[HOW TO COMPLETE THIS TASK] Only lines containing the word "handle" are needed; pull them out of the material.

[DATA PROVIDED]
[Start of section]
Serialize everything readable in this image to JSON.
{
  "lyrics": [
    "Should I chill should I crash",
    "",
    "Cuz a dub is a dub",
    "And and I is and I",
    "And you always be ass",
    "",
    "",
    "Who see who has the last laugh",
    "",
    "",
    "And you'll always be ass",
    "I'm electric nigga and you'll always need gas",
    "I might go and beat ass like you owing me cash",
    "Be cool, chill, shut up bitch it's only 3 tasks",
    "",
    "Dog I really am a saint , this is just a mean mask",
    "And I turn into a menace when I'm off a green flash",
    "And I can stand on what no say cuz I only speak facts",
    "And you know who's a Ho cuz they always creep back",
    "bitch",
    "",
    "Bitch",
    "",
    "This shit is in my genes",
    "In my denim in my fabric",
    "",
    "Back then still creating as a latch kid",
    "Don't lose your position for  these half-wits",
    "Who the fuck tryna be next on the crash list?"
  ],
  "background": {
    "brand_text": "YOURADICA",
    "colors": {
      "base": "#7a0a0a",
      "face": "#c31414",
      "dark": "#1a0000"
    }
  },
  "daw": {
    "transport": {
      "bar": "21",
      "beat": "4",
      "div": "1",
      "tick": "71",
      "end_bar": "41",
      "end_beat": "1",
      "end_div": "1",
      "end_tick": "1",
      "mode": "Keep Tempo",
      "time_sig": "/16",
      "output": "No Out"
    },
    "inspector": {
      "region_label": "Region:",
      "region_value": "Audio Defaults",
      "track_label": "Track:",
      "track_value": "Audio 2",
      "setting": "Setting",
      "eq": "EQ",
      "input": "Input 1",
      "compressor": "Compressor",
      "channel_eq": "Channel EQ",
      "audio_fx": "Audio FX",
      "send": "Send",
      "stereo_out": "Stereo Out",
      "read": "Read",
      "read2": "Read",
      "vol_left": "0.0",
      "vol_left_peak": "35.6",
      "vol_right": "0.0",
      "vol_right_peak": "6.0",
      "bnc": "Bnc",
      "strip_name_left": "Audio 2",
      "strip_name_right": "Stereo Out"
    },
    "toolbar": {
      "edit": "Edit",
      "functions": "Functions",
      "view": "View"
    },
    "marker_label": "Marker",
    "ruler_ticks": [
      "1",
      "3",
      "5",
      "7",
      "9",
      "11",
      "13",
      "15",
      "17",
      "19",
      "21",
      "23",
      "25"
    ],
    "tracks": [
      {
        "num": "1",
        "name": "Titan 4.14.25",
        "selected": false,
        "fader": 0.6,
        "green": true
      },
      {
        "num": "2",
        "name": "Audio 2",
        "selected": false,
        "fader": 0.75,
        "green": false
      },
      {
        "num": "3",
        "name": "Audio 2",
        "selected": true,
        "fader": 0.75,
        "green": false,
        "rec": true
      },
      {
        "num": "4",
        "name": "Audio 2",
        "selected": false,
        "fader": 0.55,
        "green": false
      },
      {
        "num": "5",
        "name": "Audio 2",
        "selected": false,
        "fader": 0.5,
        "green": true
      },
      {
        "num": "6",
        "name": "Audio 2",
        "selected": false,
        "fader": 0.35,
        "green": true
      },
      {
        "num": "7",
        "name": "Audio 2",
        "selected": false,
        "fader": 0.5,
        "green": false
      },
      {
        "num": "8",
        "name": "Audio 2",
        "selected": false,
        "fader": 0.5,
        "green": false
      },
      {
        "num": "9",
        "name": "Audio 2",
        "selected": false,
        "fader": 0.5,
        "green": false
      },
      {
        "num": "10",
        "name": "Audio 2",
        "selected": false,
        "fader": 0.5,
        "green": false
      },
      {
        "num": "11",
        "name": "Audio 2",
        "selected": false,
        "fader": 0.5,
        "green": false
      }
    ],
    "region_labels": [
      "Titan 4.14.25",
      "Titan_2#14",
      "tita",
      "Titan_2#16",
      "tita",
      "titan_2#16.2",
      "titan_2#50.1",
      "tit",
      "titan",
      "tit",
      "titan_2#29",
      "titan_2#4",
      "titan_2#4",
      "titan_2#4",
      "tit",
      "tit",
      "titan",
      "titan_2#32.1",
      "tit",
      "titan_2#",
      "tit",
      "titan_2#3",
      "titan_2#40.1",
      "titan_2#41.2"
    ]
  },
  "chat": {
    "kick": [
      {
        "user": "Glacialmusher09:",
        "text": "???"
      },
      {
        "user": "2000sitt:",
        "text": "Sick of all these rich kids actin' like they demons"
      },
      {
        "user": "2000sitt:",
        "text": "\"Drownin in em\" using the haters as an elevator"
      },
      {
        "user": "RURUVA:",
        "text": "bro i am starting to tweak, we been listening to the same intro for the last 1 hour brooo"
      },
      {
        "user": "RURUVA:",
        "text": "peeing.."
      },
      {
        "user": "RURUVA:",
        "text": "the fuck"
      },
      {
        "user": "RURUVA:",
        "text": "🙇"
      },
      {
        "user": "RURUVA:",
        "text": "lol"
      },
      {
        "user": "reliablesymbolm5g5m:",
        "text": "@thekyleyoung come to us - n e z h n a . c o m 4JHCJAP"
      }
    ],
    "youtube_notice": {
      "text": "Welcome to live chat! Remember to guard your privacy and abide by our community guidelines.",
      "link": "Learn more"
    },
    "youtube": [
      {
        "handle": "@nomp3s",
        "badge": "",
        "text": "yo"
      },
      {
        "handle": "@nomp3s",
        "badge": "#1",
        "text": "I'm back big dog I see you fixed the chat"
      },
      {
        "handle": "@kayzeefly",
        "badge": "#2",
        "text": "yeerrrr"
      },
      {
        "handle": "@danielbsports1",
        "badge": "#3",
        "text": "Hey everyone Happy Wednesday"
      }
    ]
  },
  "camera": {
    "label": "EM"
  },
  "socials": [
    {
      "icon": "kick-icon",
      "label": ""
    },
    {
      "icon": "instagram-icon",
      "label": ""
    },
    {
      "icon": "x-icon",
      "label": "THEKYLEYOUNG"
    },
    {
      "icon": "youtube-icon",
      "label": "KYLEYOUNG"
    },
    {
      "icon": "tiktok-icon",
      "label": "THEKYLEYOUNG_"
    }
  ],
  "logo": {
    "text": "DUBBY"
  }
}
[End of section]
[RESPONSE TO THIS EXERCISE]
        "handle": "@nomp3s",
        "handle": "@nomp3s",
        "handle": "@kayzeefly",
        "handle": "@danielbsports1",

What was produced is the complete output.